Once kids start watching TV programs about high school kids, their sense of what is normal becomes skewed. These shows, and others like them, follow teen characters throughout their typical days, which are filled with free time. Hannah Montana, international rock star, has time to hang out at the beach with her friends and never has homework. In “I Carly,” the main character attends school, but spends most of her time chatting with friends there; and if she has homework, it doesn’t keep her from starring in her self-produced internet program. Can you think of any TV shows that depict hard-working students? Certainly, this is nothing new. None of the characters on “The Brady Bunch,” “Family Ties,” or “The Cosby Show” sacrificed a social life for their schoolwork. Somehow, the kids in the world of TV shows are able to play sports, hold down jobs, and preside over school newspapers or Glee Clubs or Matheletes and still have time to hang out at the mall or spend hours on the phone.
So naturally, SuzyQ feels that she is the only tortured high school soul on earth who has no free time. Her logic is that, especially since she’s homeschooled, she should have waaay more time to read, hang out with friends, learn to cook, or do crafts. Let’s ignore for a moment the fact that she has never enjoyed crafts or expressed an interest in cooking. She may be doing her correspondence school work at home, but she’s taking 6 classes, including a few AP courses, physics, and pre-calculus. No matter how you slice it, those classes come with hours of work: problems to work, novels to read, and essays to write. Add to that her extracurriculars–chorus, karate, youth group, and music lessons–and you run out of hours in the day. They even bleed into the weekends. Oh, and don’t forget the SAT prep and driving school.
Back in the dark ages when I was her age, I spent my junior and senior years of high school meeting myself coming and going. I never took AP classes, but I still had plenty of homework. After school, I had chorus or newspaper or honor society. I had church choir rehearsals some evenings. Then there were chores to do. I’ve tried to explain all of this to SuzyQ. I’ve told her that my friends were just as busy as I was, so we didn’t really “hang out” except in homeroom or waiting for the bus or during one of our shared extracurriculars. Lunch periods were usually spent finishing up homework or studying for the test next period. We talked on the phone, but a lot of that was about the calculus or physics problems that we couldn’t figure out.
I’m fairly certain SuzyQ’s non-homeschooled friends are just as swamped as she is. Yes, they get a change of scenery by leaving home to sit in classrooms every day. And they squeeze in a football game or a dance every now and then. But they are definitely not killing time at the mall every weekend or watching hours of TV.

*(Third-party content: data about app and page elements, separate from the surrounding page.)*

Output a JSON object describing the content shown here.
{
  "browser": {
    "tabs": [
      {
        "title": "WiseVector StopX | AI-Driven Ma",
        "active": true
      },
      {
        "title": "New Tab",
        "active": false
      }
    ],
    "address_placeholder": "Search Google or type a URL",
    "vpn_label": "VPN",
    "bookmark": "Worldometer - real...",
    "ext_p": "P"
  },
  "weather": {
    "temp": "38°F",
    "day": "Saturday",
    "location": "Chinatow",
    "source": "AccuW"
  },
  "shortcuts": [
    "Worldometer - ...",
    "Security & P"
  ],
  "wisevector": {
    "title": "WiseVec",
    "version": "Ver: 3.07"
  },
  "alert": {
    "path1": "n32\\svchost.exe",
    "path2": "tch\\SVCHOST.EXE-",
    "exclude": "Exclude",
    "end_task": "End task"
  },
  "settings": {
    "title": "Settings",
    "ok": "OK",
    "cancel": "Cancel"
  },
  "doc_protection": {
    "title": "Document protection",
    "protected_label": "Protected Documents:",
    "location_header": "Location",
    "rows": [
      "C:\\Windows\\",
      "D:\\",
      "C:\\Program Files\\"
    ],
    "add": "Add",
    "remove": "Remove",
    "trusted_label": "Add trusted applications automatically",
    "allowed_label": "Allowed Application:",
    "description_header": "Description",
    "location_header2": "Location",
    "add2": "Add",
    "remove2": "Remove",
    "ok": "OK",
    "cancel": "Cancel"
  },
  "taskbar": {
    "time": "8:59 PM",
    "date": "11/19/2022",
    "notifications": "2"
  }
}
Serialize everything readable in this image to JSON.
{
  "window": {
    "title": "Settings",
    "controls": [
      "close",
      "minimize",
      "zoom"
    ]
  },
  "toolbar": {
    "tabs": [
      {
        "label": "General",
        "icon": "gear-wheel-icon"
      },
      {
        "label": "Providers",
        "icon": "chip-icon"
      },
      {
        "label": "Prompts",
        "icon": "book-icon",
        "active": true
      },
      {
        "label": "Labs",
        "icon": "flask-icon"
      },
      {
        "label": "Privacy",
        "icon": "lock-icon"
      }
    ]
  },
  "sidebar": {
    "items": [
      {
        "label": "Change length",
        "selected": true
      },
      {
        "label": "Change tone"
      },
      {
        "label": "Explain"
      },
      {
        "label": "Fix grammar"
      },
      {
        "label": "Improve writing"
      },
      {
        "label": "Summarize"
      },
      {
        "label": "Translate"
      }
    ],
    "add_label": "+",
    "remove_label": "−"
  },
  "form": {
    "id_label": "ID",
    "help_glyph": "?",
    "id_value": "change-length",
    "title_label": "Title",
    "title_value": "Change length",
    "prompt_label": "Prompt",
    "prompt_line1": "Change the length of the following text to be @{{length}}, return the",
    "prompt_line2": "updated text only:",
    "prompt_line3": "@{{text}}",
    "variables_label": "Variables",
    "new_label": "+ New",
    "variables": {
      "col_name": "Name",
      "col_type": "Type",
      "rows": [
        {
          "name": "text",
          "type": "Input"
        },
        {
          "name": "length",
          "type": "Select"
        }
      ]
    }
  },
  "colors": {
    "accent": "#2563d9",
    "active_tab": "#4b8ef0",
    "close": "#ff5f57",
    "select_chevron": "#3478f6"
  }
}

No, it’s not her fault that she has to compete with some of the largest numbers of students ever applying to colleges. And she’s not responsible for the Great Recession, which means that scholarship money will be scarcer than ever. Yet the fantasy of what the high school years are “supposed” to be like continues.